### Work order
Report every line below that carries the word "rows".
START Data to examine
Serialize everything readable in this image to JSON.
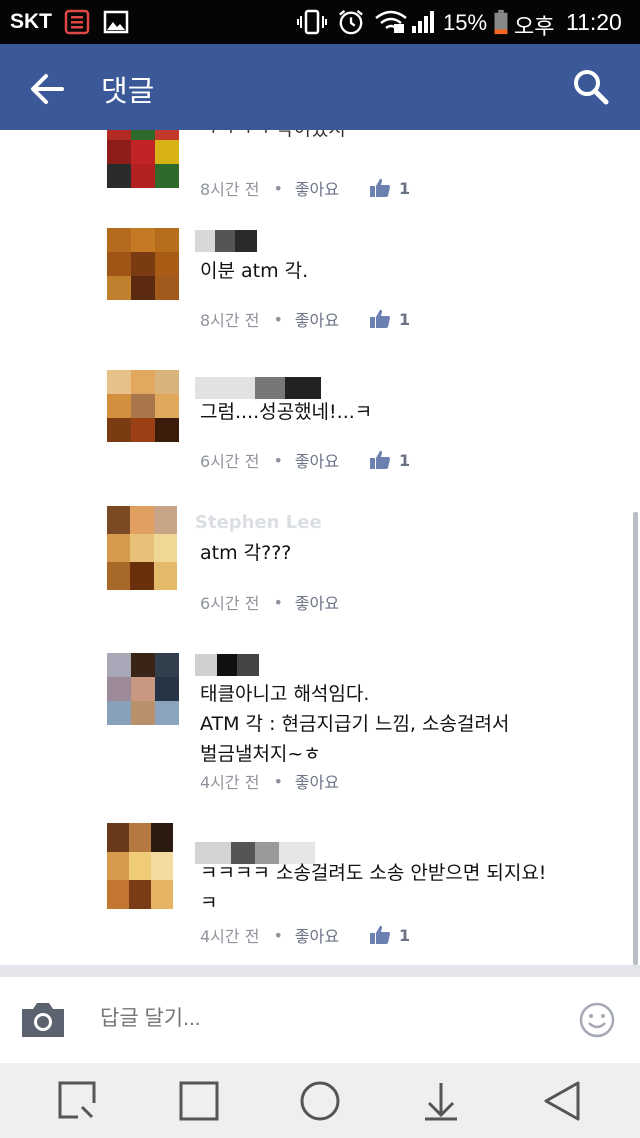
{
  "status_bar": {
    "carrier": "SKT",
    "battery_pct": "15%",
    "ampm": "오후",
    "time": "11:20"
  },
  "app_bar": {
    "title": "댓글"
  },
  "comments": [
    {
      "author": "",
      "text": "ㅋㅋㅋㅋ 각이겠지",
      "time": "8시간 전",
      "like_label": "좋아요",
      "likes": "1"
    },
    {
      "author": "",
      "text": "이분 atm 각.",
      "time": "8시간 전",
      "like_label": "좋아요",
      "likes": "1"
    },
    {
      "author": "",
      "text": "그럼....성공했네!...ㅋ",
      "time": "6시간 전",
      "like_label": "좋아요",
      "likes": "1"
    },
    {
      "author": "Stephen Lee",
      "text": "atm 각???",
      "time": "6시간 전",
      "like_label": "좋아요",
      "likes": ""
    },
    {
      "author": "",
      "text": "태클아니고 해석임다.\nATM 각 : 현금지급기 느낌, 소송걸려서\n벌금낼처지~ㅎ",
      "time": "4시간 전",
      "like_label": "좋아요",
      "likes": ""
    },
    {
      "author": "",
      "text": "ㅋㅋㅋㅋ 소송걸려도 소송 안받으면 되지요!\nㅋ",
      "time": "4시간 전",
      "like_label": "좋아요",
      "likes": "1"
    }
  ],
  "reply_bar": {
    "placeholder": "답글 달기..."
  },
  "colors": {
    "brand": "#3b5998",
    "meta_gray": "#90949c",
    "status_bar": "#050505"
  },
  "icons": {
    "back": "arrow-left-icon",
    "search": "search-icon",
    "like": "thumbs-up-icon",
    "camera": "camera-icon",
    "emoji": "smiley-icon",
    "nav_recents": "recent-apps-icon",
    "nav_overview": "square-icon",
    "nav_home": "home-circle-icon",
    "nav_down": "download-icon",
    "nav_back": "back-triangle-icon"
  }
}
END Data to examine
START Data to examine
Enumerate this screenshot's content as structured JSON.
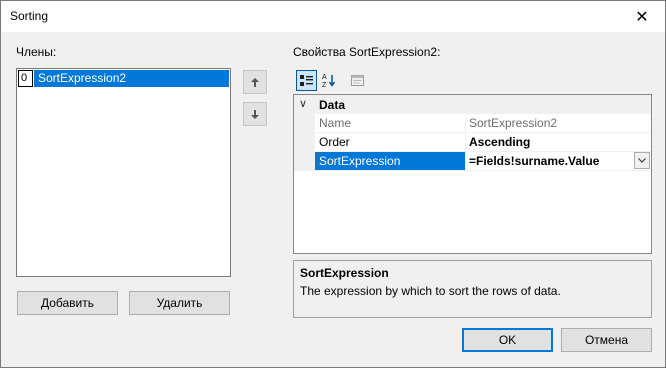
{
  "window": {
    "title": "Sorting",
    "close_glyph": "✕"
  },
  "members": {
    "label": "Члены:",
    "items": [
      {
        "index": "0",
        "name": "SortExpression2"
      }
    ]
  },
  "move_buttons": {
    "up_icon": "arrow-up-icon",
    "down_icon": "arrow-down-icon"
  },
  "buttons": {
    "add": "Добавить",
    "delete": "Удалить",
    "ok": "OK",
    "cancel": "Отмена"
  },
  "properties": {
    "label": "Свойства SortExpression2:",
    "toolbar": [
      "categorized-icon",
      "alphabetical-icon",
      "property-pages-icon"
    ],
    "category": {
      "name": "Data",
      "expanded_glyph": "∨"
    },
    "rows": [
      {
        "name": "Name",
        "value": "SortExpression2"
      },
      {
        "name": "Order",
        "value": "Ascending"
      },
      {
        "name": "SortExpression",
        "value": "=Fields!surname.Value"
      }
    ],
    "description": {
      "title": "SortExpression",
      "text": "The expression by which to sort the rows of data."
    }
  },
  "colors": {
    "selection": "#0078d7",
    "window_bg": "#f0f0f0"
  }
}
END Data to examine
### Exercise answer
    "rows": [
      "text": "The expression by which to sort the rows of data."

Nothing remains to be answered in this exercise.